■ DESCRIPTION OF THE TASK: All of the records below are to be printed exactly; the pictures are to be left out.

■ EXTRACTED ENTRIES:
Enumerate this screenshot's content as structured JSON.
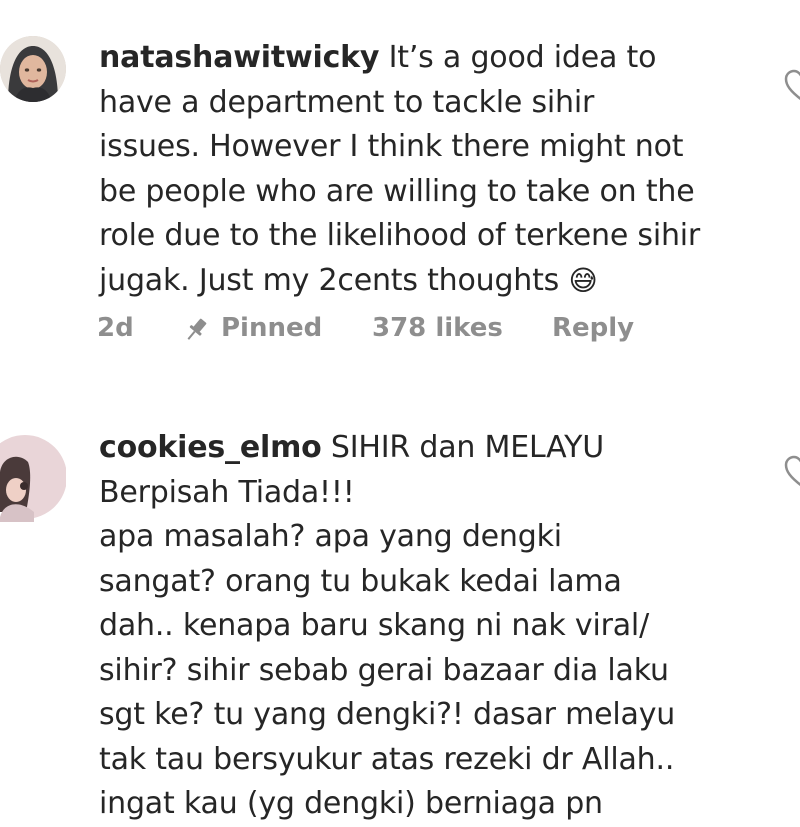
{
  "comments": [
    {
      "username": "natashawitwicky",
      "lines": [
        " It’s a good idea to",
        "have a department to tackle sihir",
        "issues. However I think there might not",
        "be people who are willing to take on the",
        "role due to the likelihood of terkene sihir",
        "jugak. Just my 2cents thoughts"
      ],
      "emoji": "😅",
      "time": "2d",
      "pinned_label": "Pinned",
      "likes": "378 likes",
      "reply_label": "Reply",
      "avatar_icon": "hijab-woman-avatar"
    },
    {
      "username": "cookies_elmo",
      "lines": [
        " SIHIR dan MELAYU",
        "Berpisah Tiada!!!",
        "apa masalah? apa yang dengki",
        "sangat? orang tu bukak kedai lama",
        "dah.. kenapa baru skang ni nak viral/",
        "sihir? sihir sebab gerai bazaar dia laku",
        "sgt ke? tu yang dengki?! dasar melayu",
        "tak tau bersyukur atas rezeki dr Allah..",
        "ingat kau (yg dengki) berniaga pn"
      ],
      "avatar_icon": "girl-avatar"
    }
  ],
  "colors": {
    "text": "#262626",
    "meta": "#8e8e8e",
    "avatar_ring": "#dbdbdb"
  }
}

■ YOUR RESPONSE:
Enumerate this screenshot's content as structured JSON.
{
  "comments": [
    {
      "username": "natashawitwicky",
      "lines": [
        " It’s a good idea to",
        "have a department to tackle sihir",
        "issues. However I think there might not",
        "be people who are willing to take on the",
        "role due to the likelihood of terkene sihir",
        "jugak. Just my 2cents thoughts"
      ],
      "emoji": "😅",
      "time": "2d",
      "pinned_label": "Pinned",
      "likes": "378 likes",
      "reply_label": "Reply",
      "avatar_icon": "hijab-woman-avatar"
    },
    {
      "username": "cookies_elmo",
      "lines": [
        " SIHIR dan MELAYU",
        "Berpisah Tiada!!!",
        "apa masalah? apa yang dengki",
        "sangat? orang tu bukak kedai lama",
        "dah.. kenapa baru skang ni nak viral/",
        "sihir? sihir sebab gerai bazaar dia laku",
        "sgt ke? tu yang dengki?! dasar melayu",
        "tak tau bersyukur atas rezeki dr Allah..",
        "ingat kau (yg dengki) berniaga pn"
      ],
      "avatar_icon": "girl-avatar"
    }
  ],
  "colors": {
    "text": "#262626",
    "meta": "#8e8e8e",
    "avatar_ring": "#dbdbdb"
  }
}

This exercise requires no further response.